The morning hours between rising and the drive to work are hours to be assured that “all manner of thing shall be well.” Drop thy still dews of quietness, Till all our strivings cease; These words come from the second stanza of my favorite hymn (Dear Lord and Father of Mankind, Hymn #653, usually sung in England to the Repton tune). I begin each day with this hymn. The hymns of our church are the molten core of our life together because they are the people’s theology. To hear Hymn 653 in Westminster Abbey see http://www.youtube.com/watch?v=faNij71hh7o on the internet. You can hear the tune as it moves up what seems to be a set of stairs to each verse’s climax and into its final line – a constant return to the promise of praise and its resulting peace. The words of this hymn come from a long narrative poem called The Brewing of Soma by American Quaker poet John Greenleaf Whittier and describe the human desire to experience the divine – a place which, in other literature, the Christian Celtic mothers and fathers refer to as being just a few inches above our reach, swirling around us and drawing us into its silence from the noise of our world, like the Celtic knots of old. As the hymn reminds us, we are always being welcomed into a “reclothing … in our rightful mind” so that strain and stress is removed from our souls and “our strivings cease” and “our ordered lives confess” the beauty of God’s peace. My life gets its order from these morning meditations and assurances. As the child of alcoholics, I live with more than average hyper-vigilance. “Am I safe? Have I done enough? Am I good enough? Is there more I should be doing? Is my schedule impressive enough? Have I forgotten something?” These strivings are the Lion referred to in the Compline office: “Be sober, be watchful. Your adversary the devil prowls around like a roaring lion, seeking someone to devour. Resist him, firm in your faith.” 1 Peter 5:8-9a
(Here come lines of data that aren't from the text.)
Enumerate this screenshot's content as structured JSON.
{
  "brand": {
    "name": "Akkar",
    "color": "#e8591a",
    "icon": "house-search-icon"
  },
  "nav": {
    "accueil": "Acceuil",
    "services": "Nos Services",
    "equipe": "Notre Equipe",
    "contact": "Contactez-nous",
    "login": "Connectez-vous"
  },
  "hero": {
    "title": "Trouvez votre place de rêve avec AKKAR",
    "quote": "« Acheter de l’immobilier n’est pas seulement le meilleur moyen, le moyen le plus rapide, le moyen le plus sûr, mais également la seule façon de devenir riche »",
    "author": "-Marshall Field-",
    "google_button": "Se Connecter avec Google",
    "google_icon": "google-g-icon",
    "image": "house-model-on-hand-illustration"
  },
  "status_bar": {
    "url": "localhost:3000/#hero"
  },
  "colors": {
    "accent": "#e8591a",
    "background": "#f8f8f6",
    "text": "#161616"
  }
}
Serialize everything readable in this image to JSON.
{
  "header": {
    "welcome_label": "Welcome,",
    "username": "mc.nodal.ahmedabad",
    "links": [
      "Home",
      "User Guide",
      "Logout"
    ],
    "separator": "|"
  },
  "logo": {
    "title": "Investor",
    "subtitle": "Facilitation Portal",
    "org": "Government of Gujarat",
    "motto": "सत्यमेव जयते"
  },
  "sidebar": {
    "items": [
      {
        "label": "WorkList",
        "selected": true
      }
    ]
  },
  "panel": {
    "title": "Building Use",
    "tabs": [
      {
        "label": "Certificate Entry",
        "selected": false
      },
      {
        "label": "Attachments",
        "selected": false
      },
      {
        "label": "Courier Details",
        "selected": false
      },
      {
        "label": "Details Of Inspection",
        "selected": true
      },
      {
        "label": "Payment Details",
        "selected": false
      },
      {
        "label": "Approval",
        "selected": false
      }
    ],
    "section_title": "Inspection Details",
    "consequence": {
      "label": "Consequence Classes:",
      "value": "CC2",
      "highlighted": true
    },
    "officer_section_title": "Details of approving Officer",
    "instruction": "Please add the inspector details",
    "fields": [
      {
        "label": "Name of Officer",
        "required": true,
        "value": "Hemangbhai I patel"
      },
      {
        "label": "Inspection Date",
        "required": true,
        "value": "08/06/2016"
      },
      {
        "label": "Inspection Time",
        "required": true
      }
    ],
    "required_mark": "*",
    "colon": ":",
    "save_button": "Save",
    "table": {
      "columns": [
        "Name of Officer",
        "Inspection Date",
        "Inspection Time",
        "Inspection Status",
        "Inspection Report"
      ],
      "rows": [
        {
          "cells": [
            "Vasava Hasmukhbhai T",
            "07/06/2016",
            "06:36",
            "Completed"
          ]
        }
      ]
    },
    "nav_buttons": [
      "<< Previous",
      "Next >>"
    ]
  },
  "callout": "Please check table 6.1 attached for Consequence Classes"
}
As we write our Rule of life Chapter on Prayer we remember that in our morning prayers, walks, inventory-taking and meditations, we are establishing an order for the day to come, in which God can and will speak through the earthquakes, winds and fires of our life with stillness and calm; speaking the love we will spend the day distributing to each other. Praying the verses of our hymns can heal us, encourage us, and soothe us. These morning hours or minutes of prayer and meditation are not an escape, nor is self-absorption their aim. Rather, they are the garden from which a day will grow and thrive, or sprout and wither. And all the while, the angels swirl ’round us singing, “Grow, Grow, GROW!!!”
Dear Lord and Father of Mankind
( verses one, four and five)
Dear Lord and Father of mankind,
Forgive our foolish ways!
Re-clothe us in our rightful mind,
In purer lives thy service find,
In deeper reverence praise.
Drop thy still dews of quietness,
Till all our strivings cease;
Take from our souls the strain and stress,
And let our ordered lives confess
The beauty of thy peace.
Breathe through the heats of our desire
Thy coolness and thy balm;
Let sense be dumb, let flesh retire;
Speak through the earthquake, wind, and fire,
O still small voice of calm!